The task:
The whole listing below should be printed again exactly, with no images.

============================================================

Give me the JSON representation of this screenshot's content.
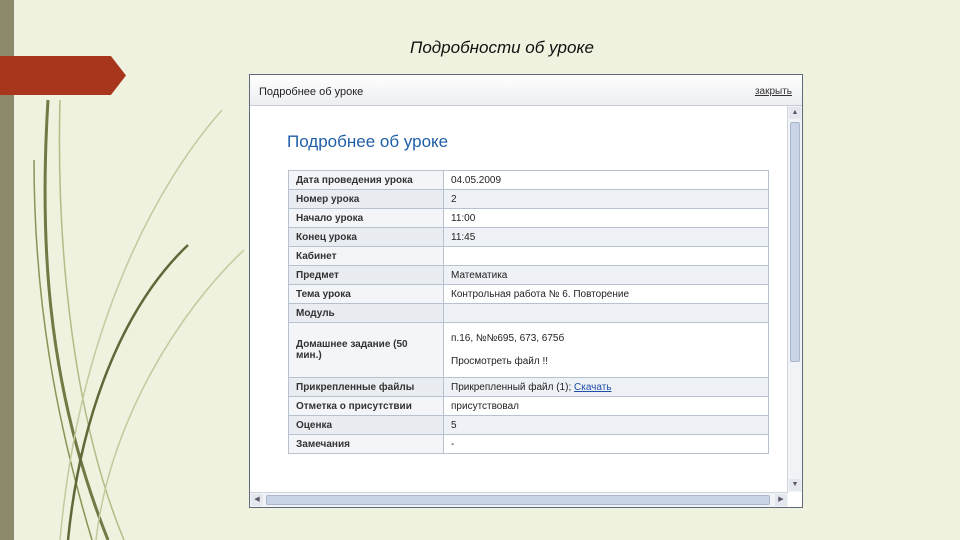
{
  "slide": {
    "title": "Подробности об уроке"
  },
  "window": {
    "title": "Подробнее об уроке",
    "close_label": "закрыть"
  },
  "content": {
    "heading": "Подробнее об уроке",
    "rows": [
      {
        "label": "Дата проведения урока",
        "value": "04.05.2009"
      },
      {
        "label": "Номер урока",
        "value": "2"
      },
      {
        "label": "Начало урока",
        "value": "11:00"
      },
      {
        "label": "Конец урока",
        "value": "11:45"
      },
      {
        "label": "Кабинет",
        "value": ""
      },
      {
        "label": "Предмет",
        "value": "Математика"
      },
      {
        "label": "Тема урока",
        "value": "Контрольная работа № 6. Повторение"
      },
      {
        "label": "Модуль",
        "value": ""
      },
      {
        "label": "Домашнее задание (50 мин.)",
        "value": "п.16, №№695, 673, 675б",
        "value2": "Просмотреть файл !!"
      },
      {
        "label": "Прикрепленные файлы",
        "value": "Прикрепленный файл (1);",
        "link": "Скачать"
      },
      {
        "label": "Отметка о присутствии",
        "value": "присутствовал"
      },
      {
        "label": "Оценка",
        "value": "5"
      },
      {
        "label": "Замечания",
        "value": "-"
      }
    ]
  },
  "icons": {
    "scroll_up": "arrow-up-icon",
    "scroll_down": "arrow-down-icon",
    "scroll_left": "arrow-left-icon",
    "scroll_right": "arrow-right-icon"
  },
  "colors": {
    "accent_arrow": "#a8361c",
    "heading": "#1f5fa8",
    "slide_bg": "#eef2de"
  }
}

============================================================

Answer to the problem:
Give me the JSON representation of this screenshot's content.
{
  "slide": {
    "title": "Подробности об уроке"
  },
  "window": {
    "title": "Подробнее об уроке",
    "close_label": "закрыть"
  },
  "content": {
    "heading": "Подробнее об уроке",
    "rows": [
      {
        "label": "Дата проведения урока",
        "value": "04.05.2009"
      },
      {
        "label": "Номер урока",
        "value": "2"
      },
      {
        "label": "Начало урока",
        "value": "11:00"
      },
      {
        "label": "Конец урока",
        "value": "11:45"
      },
      {
        "label": "Кабинет",
        "value": ""
      },
      {
        "label": "Предмет",
        "value": "Математика"
      },
      {
        "label": "Тема урока",
        "value": "Контрольная работа № 6. Повторение"
      },
      {
        "label": "Модуль",
        "value": ""
      },
      {
        "label": "Домашнее задание (50 мин.)",
        "value": "п.16, №№695, 673, 675б",
        "value2": "Просмотреть файл !!"
      },
      {
        "label": "Прикрепленные файлы",
        "value": "Прикрепленный файл (1);",
        "link": "Скачать"
      },
      {
        "label": "Отметка о присутствии",
        "value": "присутствовал"
      },
      {
        "label": "Оценка",
        "value": "5"
      },
      {
        "label": "Замечания",
        "value": "-"
      }
    ]
  },
  "icons": {
    "scroll_up": "arrow-up-icon",
    "scroll_down": "arrow-down-icon",
    "scroll_left": "arrow-left-icon",
    "scroll_right": "arrow-right-icon"
  },
  "colors": {
    "accent_arrow": "#a8361c",
    "heading": "#1f5fa8",
    "slide_bg": "#eef2de"
  }
}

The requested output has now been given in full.